talisencrw (William Wood)’s review published on Letterboxd:
Only rarely has Owen Wilson either captivated or impressed me. The first time was early in his career, when he played against-type as a serial killer in the excellent indie film, 'The Minus Man', and the second time was here, as unfortunately he comes across as not acting at all, just portraying the same persona over and over again, in nauseating fashion. I was frustrated when my mom bought each of her two grandchildren, one past Christmas, tons of battery-operated products from the animated film, 'Cars', as I had to keep hearing his voice, as Lightning McQueen (I tend to shy away from getting toys with lots of noise, as I wanted different kinds of quieter experiences for my son, Julian, and the approach worked, and thankfully he decided to leave the toys there, to play with when he visited her). But while most people concentrate on Woody Allen the writer, or the actor, he is also an excellent director, and tends to get outstanding performances out of people we didn't think would be otherwise capable of such an experience (think of Andrew Dice Clay's wonderful work in the more recent 'Blue Jasmine').

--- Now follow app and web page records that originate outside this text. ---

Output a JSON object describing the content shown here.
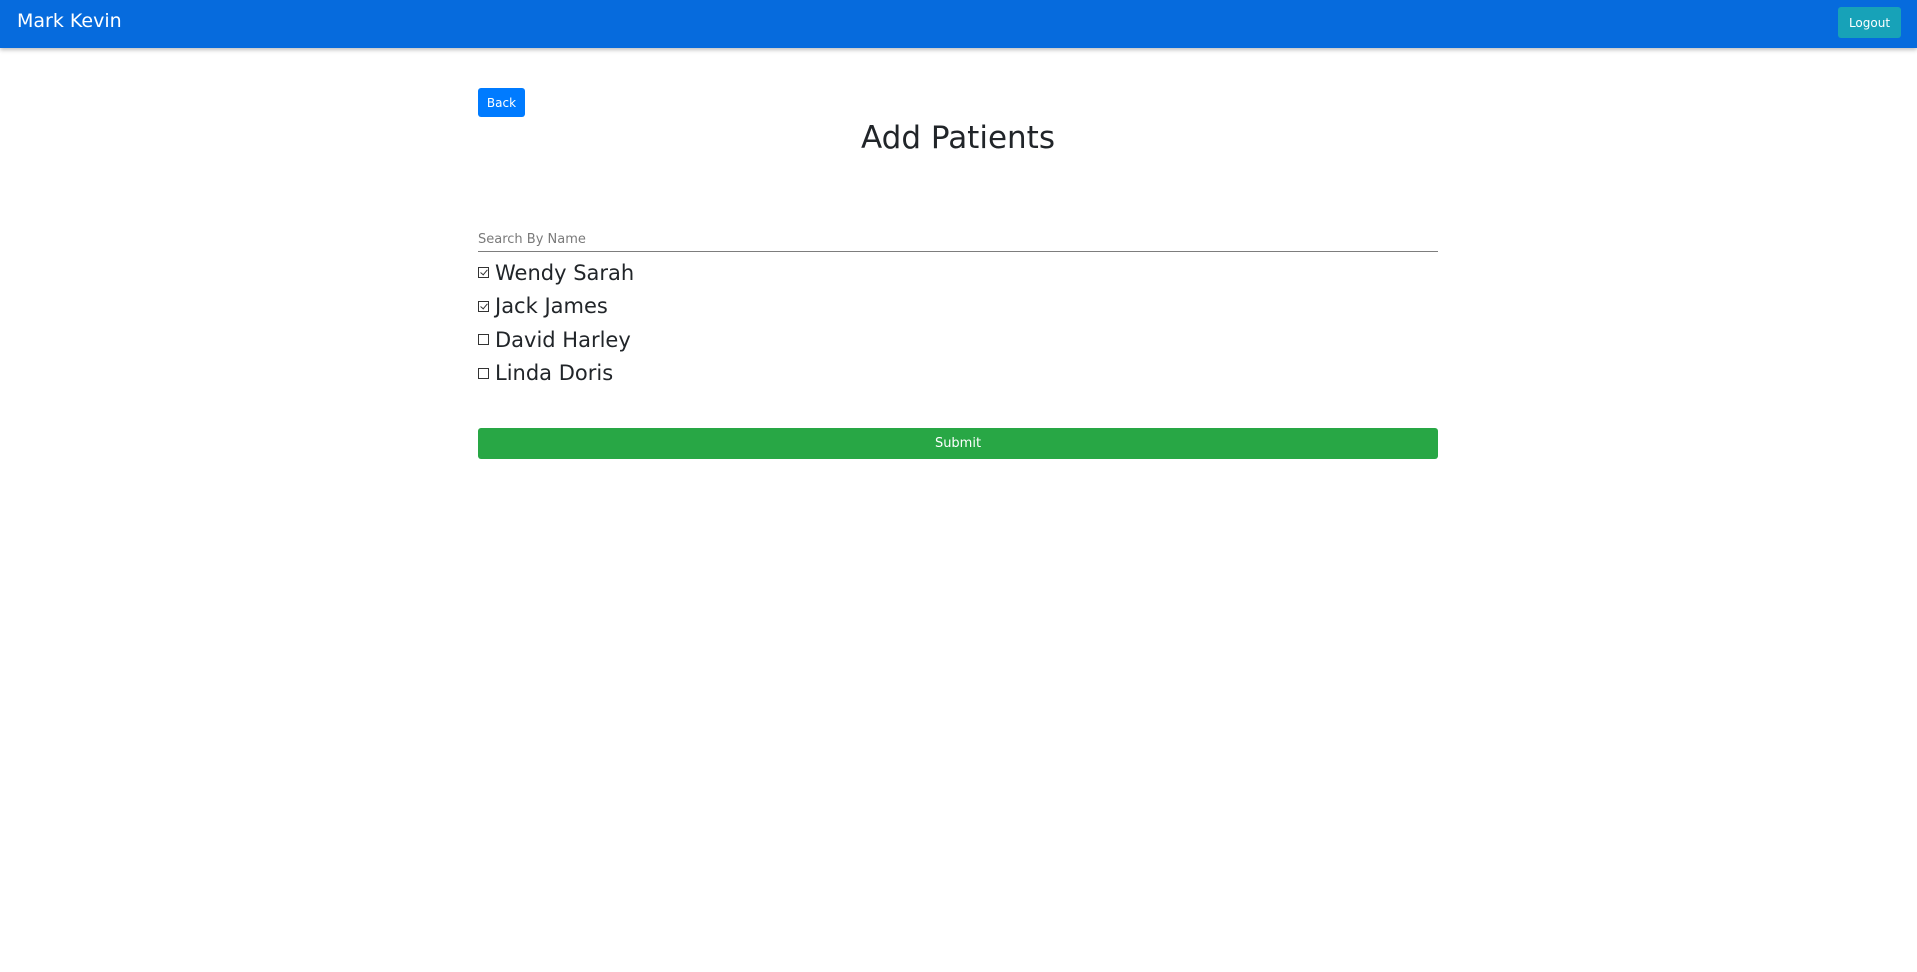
{
  "navbar": {
    "brand": "Mark Kevin",
    "logout_label": "Logout"
  },
  "page": {
    "back_label": "Back",
    "title": "Add Patients",
    "search_placeholder": "Search By Name",
    "search_value": "",
    "submit_label": "Submit"
  },
  "patients": [
    {
      "name": "Wendy Sarah",
      "checked": true
    },
    {
      "name": "Jack James",
      "checked": true
    },
    {
      "name": "David Harley",
      "checked": false
    },
    {
      "name": "Linda Doris",
      "checked": false
    }
  ],
  "colors": {
    "navbar": "#066bdd",
    "logout": "#17a2b8",
    "back": "#007bff",
    "submit": "#28a745"
  }
}
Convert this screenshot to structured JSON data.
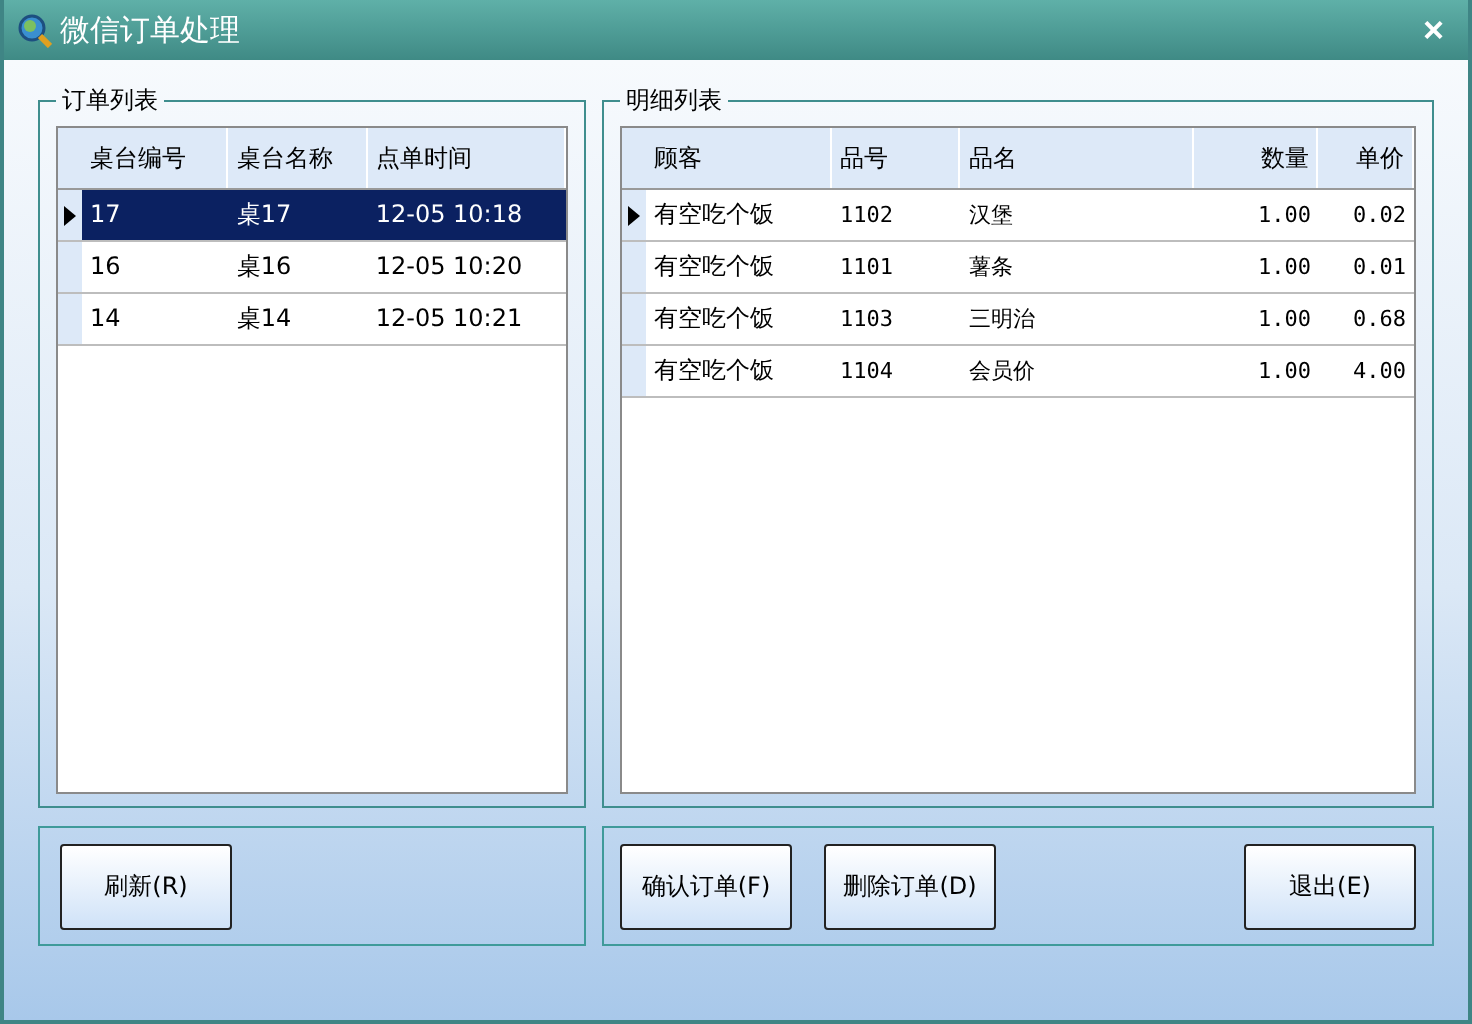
{
  "window": {
    "title": "微信订单处理",
    "close": "×"
  },
  "orders": {
    "title": "订单列表",
    "columns": [
      "桌台编号",
      "桌台名称",
      "点单时间"
    ],
    "rows": [
      {
        "cells": [
          "17",
          "桌17",
          "12-05 10:18"
        ],
        "selected": true
      },
      {
        "cells": [
          "16",
          "桌16",
          "12-05 10:20"
        ],
        "selected": false
      },
      {
        "cells": [
          "14",
          "桌14",
          "12-05 10:21"
        ],
        "selected": false
      }
    ]
  },
  "details": {
    "title": "明细列表",
    "columns": [
      "顾客",
      "品号",
      "品名",
      "数量",
      "单价"
    ],
    "rows": [
      {
        "cells": [
          "有空吃个饭",
          "1102",
          "汉堡",
          "1.00",
          "0.02"
        ],
        "selected": true
      },
      {
        "cells": [
          "有空吃个饭",
          "1101",
          "薯条",
          "1.00",
          "0.01"
        ],
        "selected": false
      },
      {
        "cells": [
          "有空吃个饭",
          "1103",
          "三明治",
          "1.00",
          "0.68"
        ],
        "selected": false
      },
      {
        "cells": [
          "有空吃个饭",
          "1104",
          "会员价",
          "1.00",
          "4.00"
        ],
        "selected": false
      }
    ]
  },
  "left_buttons": [
    "刷新(R)"
  ],
  "right_buttons": [
    "确认订单(F)",
    "删除订单(D)"
  ],
  "exit_button": "退出(E)"
}
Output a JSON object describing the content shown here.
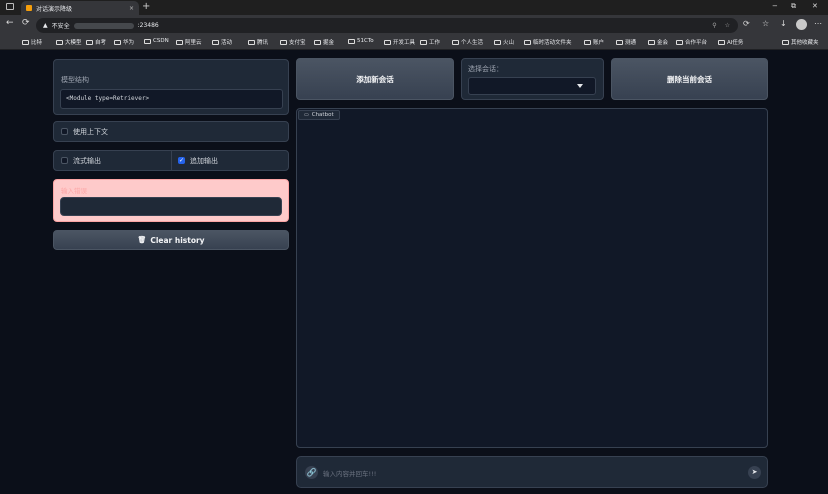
{
  "browser": {
    "tab_title": "对话演示降级",
    "close": "×",
    "new_tab": "+",
    "minimize": "−",
    "restore": "⧉",
    "win_close": "✕",
    "back": "←",
    "reload": "⟳",
    "insecure_label": "不安全",
    "address_suffix": ":23486",
    "icons": [
      "tabs-icon",
      "back-icon",
      "reload-icon",
      "lock-warning-icon",
      "extensions-icon",
      "favorite-icon",
      "copilot-icon",
      "download-icon",
      "profile-icon",
      "more-icon"
    ],
    "bookmarks": [
      "比特",
      "大模型",
      "自考",
      "华为",
      "CSDN",
      "阿里云",
      "活动",
      "腾讯",
      "支付宝",
      "掘金",
      "51CTo",
      "开发工具",
      "工作",
      "个人生活",
      "火山",
      "临时活动文件夹",
      "账户",
      "测通",
      "金会",
      "合作平台",
      "AI任务"
    ],
    "other_bookmarks": "其他收藏夹"
  },
  "left": {
    "model_label": "模型结构",
    "model_value": "<Module type=Retriever>",
    "use_context": "使用上下文",
    "stream_output": "流式输出",
    "append_output": "追加输出",
    "append_checked": "✓",
    "error_label": "输入错误",
    "clear_history": "Clear history",
    "clear_icon": "🗑"
  },
  "right": {
    "add_session": "添加新会话",
    "select_label": "选择会话：",
    "delete_session": "删除当前会话",
    "chatbot_label": "Chatbot",
    "input_placeholder": "输入内容并回车!!!",
    "attach_icon": "🔗",
    "send_icon": "➤"
  },
  "colors": {
    "background": "#0b0f19",
    "panel": "#1f2937",
    "error_panel": "#fecaca",
    "checkbox_on": "#2563eb"
  }
}
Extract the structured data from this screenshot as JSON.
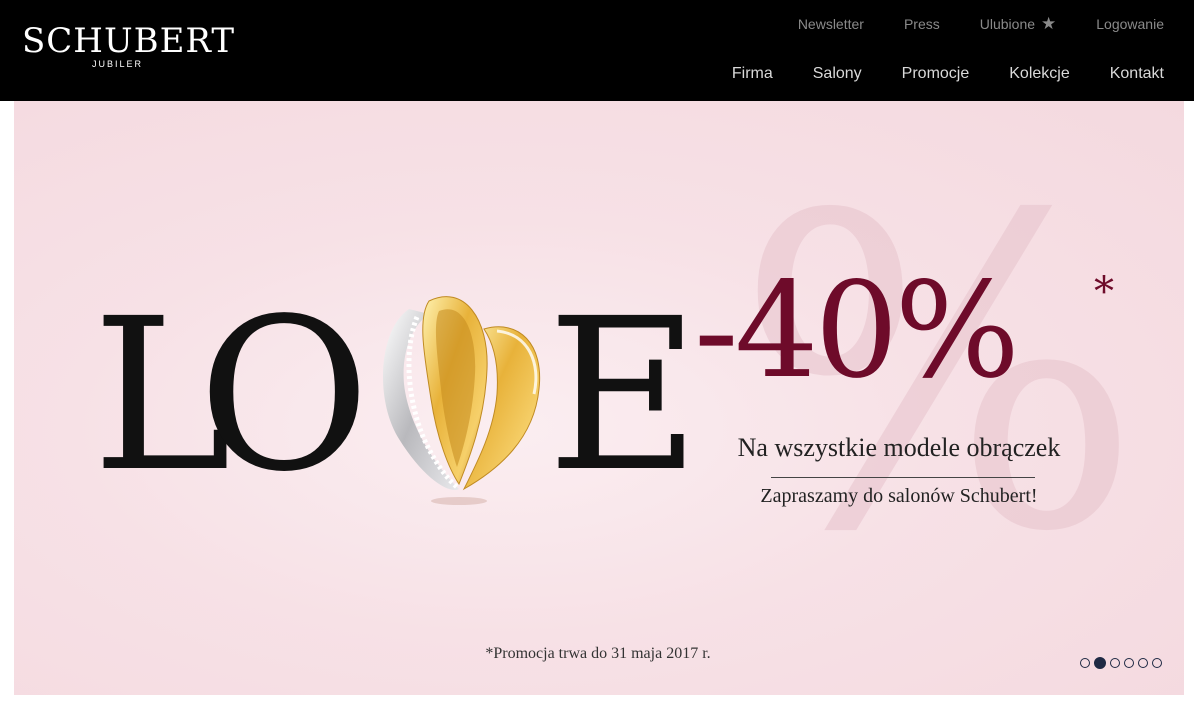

I was fortunate enough to visit Paris on my own, at 17, back in 1986 (as it was basically to visit Jim Morrison's grave, I wrote about it in my review of 'The Doors'), and though I was a bit young to experience the romantic magic of the City of Light (and was incredibly pissed off to be visiting the great city right in the midst of a railway labour strike, which interrupted my overnight sleeper-car journey from Berne, Switzerland to switch trains FOUR times, in the dead of a wintery night), I could feel that intangible charm and happiness walking through the extraordinary city. I can see how it could possibly bring out the best in everyone, even Owen Wilson. The time-travel idea was inspired genius, one of Woody's best ideas in years, and the supporting cast, particularly in the 1920's scenes, was incredible, especially Kathy Bates, Adrien Brody, Marion Cotillard and Léa Seydoux.
The film's easily Woody's best work in eons, and it won one of its four Oscar nominations: his third in 16 times nominated for Best Screenplay. He lost in Best Director (though he's won one of his seven nominations there) to Michel Hazanavicius for 'The Artist'; while 'Hugo' took Best Art Direction and 'The Artist' also took Best Picture. It's definitely worth a watch, for any self-respecting cinephile of sophisticated American romantic comedies, and is worth a purchase and re-watches if you're particularly charmed by Allen's work. It's easily one of his best and most accessible pictures.